to providing intellectual support to those movements concerned to steer the world in a democratic, equitable and environmentally sustainable direction.”
Violence Against Women in War-Network Japan (VAWW-NET Japan)
poste restante, Bunkyo-Kasuga Post Office
1-16-21, Kasuga, Bunkyo-ku
Tokyo 112-0003 Japan
Co-Chairpersons: Nishino Rumiko, Shoji Rutsuko
Vice-Chairperson: Nakahara Michiko
Started in 1998 with the conviction that “in order to eliminate violence against women in war and armed conflicts, women at the global and national levels are seeking to build a non-militarized world by bearing the responsibility of creating a peace that is based on the perspective of women’s human rights.”
The organizational objectives are:
- The restoration of honor and justice for women victimized by Japan’s military sexual slavery before and during WWII, and for the Japanese government to fulfill its war and post-war responsibilities;
- As a result of sexual violence around the U.S. military bases, they ask for the removal of U.S. military bases from Okinawa and other parts of Japan;
- They share information on violence against women in current armed conflicts throughout the world and work in solidarity to prevent such violence.
WARriors Japan_Women Against Rape
Chitosei Post Office
English Website: http://www.warriorsjapan.webs.com
Japanese Website: http://www.warriorsjapan2002.webs.com
Film: The Cold Dark Truth Of Rape In Japan
Website: U.S. Military Crimes In Japan:
Women for Genuine Security
Core members: http://www.genuinesecurity.org/aboutus/coremembers.html
“A U.S. based organization that promotes a world of genuine security based on justice and respect for others across national boundaries, a world free of militarism, violence and all forms of sexual exploitation. Through educational programs and resources, WGS promotes critical analysis, activist partnerships and greater accountability of the U.S. government for the violence, environmental devastation, and sexual abuse caused by the U.S. military in countries that host U.S. forces and bases. We began in 1996 when women from Okinawa (Japan) appealed to us as women living in the United States to take responsibility and speak up about the impacts of our military in other countries. Women participating in the WGS core group are students, teachers, translators, organizers, policy-makers, writers and mothers. We share a framework and analysis that pays close attention to systems of inequality based on race, class, gender and nation”. (http://www.genuinesecurity.org/aboutus/index.html).
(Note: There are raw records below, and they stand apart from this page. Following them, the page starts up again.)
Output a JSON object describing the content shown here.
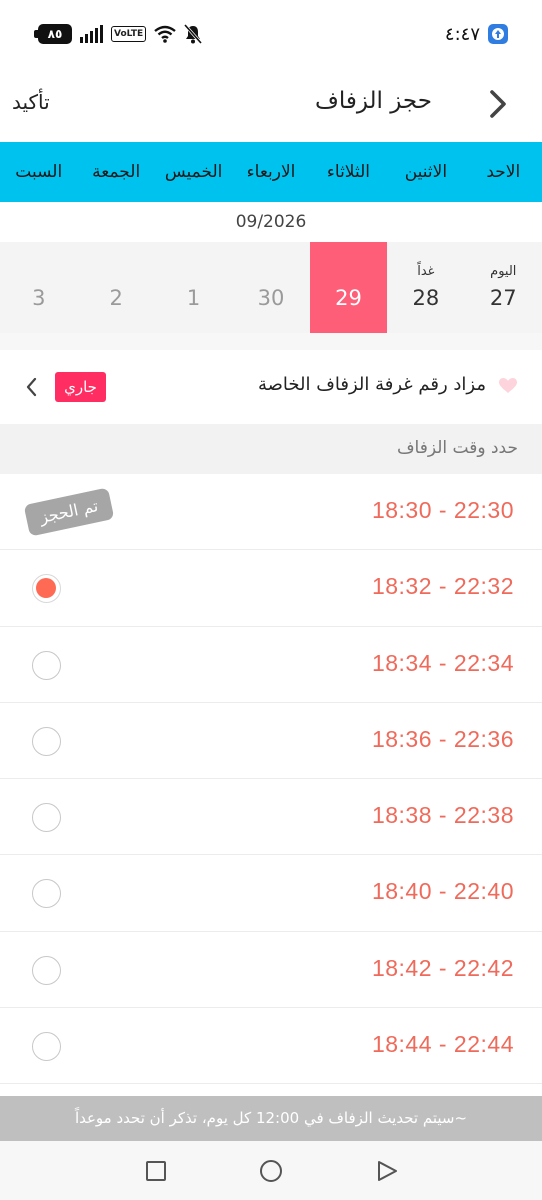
{
  "status_bar": {
    "time": "٤:٤٧",
    "battery": "٨٥",
    "network": "VoLTE"
  },
  "header": {
    "title": "حجز الزفاف",
    "confirm_label": "تأكيد",
    "back_icon": "chevron-right-icon"
  },
  "weekdays": [
    "الاحد",
    "الاثنين",
    "الثلاثاء",
    "الاربعاء",
    "الخميس",
    "الجمعة",
    "السبت"
  ],
  "calendar": {
    "month": "09/2026",
    "dates": [
      {
        "relative": "اليوم",
        "day": "27",
        "state": "normal"
      },
      {
        "relative": "غداً",
        "day": "28",
        "state": "normal"
      },
      {
        "relative": "",
        "day": "29",
        "state": "selected"
      },
      {
        "relative": "",
        "day": "30",
        "state": "disabled"
      },
      {
        "relative": "",
        "day": "1",
        "state": "disabled"
      },
      {
        "relative": "",
        "day": "2",
        "state": "disabled"
      },
      {
        "relative": "",
        "day": "3",
        "state": "disabled"
      }
    ],
    "selected_color": "#ff5e78"
  },
  "auction": {
    "text": "مزاد رقم غرفة الزفاف الخاصة",
    "badge": "جاري",
    "badge_color": "#ff2d62"
  },
  "slots_section": {
    "title": "حدد وقت الزفاف",
    "slots": [
      {
        "time": "18:30 - 22:30",
        "state": "booked",
        "booked_label": "تم الحجز"
      },
      {
        "time": "18:32 - 22:32",
        "state": "selected"
      },
      {
        "time": "18:34 - 22:34",
        "state": "available"
      },
      {
        "time": "18:36 - 22:36",
        "state": "available"
      },
      {
        "time": "18:38 - 22:38",
        "state": "available"
      },
      {
        "time": "18:40 - 22:40",
        "state": "available"
      },
      {
        "time": "18:42 - 22:42",
        "state": "available"
      },
      {
        "time": "18:44 - 22:44",
        "state": "available"
      }
    ],
    "time_color": "#ef6a5a"
  },
  "notice": "سيتم تحديث الزفاف في 12:00 كل يوم، تذكر أن تحدد موعداً~",
  "nav": [
    "recent-apps-icon",
    "home-icon",
    "back-icon"
  ]
}
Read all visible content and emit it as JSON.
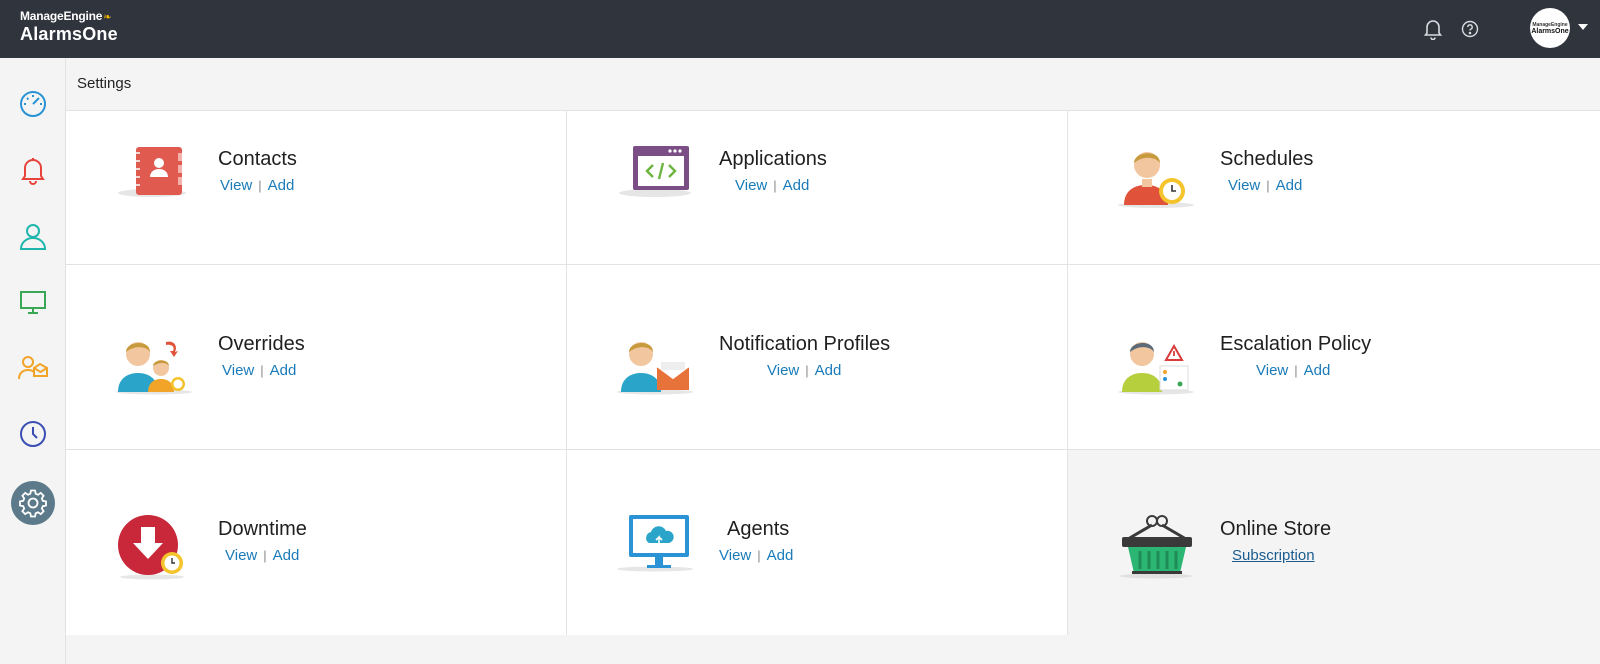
{
  "brand": {
    "company": "ManageEngine",
    "product": "AlarmsOne"
  },
  "header": {
    "avatar_line1": "ManageEngine",
    "avatar_line2": "AlarmsOne"
  },
  "breadcrumb": "Settings",
  "sidebar": {
    "items": [
      {
        "name": "dashboard",
        "icon": "speedometer-icon",
        "color": "#2a93d5"
      },
      {
        "name": "alarms",
        "icon": "bell-icon",
        "color": "#e8433a"
      },
      {
        "name": "contacts",
        "icon": "user-icon",
        "color": "#1db6ac"
      },
      {
        "name": "monitors",
        "icon": "monitor-icon",
        "color": "#3aa757"
      },
      {
        "name": "on-call",
        "icon": "user-mail-icon",
        "color": "#f2a428"
      },
      {
        "name": "schedules",
        "icon": "clock-icon",
        "color": "#3b4fb3"
      },
      {
        "name": "settings",
        "icon": "gear-icon",
        "color": "#ffffff",
        "active": true
      }
    ]
  },
  "cards": [
    {
      "title": "Contacts",
      "view": "View",
      "add": "Add",
      "icon": "contact-book-icon"
    },
    {
      "title": "Applications",
      "view": "View",
      "add": "Add",
      "icon": "code-window-icon"
    },
    {
      "title": "Schedules",
      "view": "View",
      "add": "Add",
      "icon": "user-schedule-icon"
    },
    {
      "title": "Overrides",
      "view": "View",
      "add": "Add",
      "icon": "user-override-icon"
    },
    {
      "title": "Notification Profiles",
      "view": "View",
      "add": "Add",
      "icon": "user-notification-icon"
    },
    {
      "title": "Escalation Policy",
      "view": "View",
      "add": "Add",
      "icon": "user-escalation-icon"
    },
    {
      "title": "Downtime",
      "view": "View",
      "add": "Add",
      "icon": "downtime-icon"
    },
    {
      "title": "Agents",
      "view": "View",
      "add": "Add",
      "icon": "agent-monitor-icon"
    },
    {
      "title": "Online Store",
      "link": "Subscription",
      "icon": "basket-icon"
    }
  ]
}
Women’s Education, Development, Productivity and Research Organization, Inc. (WEDPRO)
14 Maalalahanin St.
Teachers Village, Diliman
Quezon City 1101, Philippines
Fax: (632) 921-7053 or (632) 926-4876
Feminist, non-governmental organization focusing on issues of prostitution and sex trafficking. Works to build women’s organizational capabilities and skills in order to enable long-term empowerment. Engages in action research, trainings and community-based education to facilitate women’s indigenous ways and wisdom, so that women and other disadvantaged sectors can act upon the knowledge they create.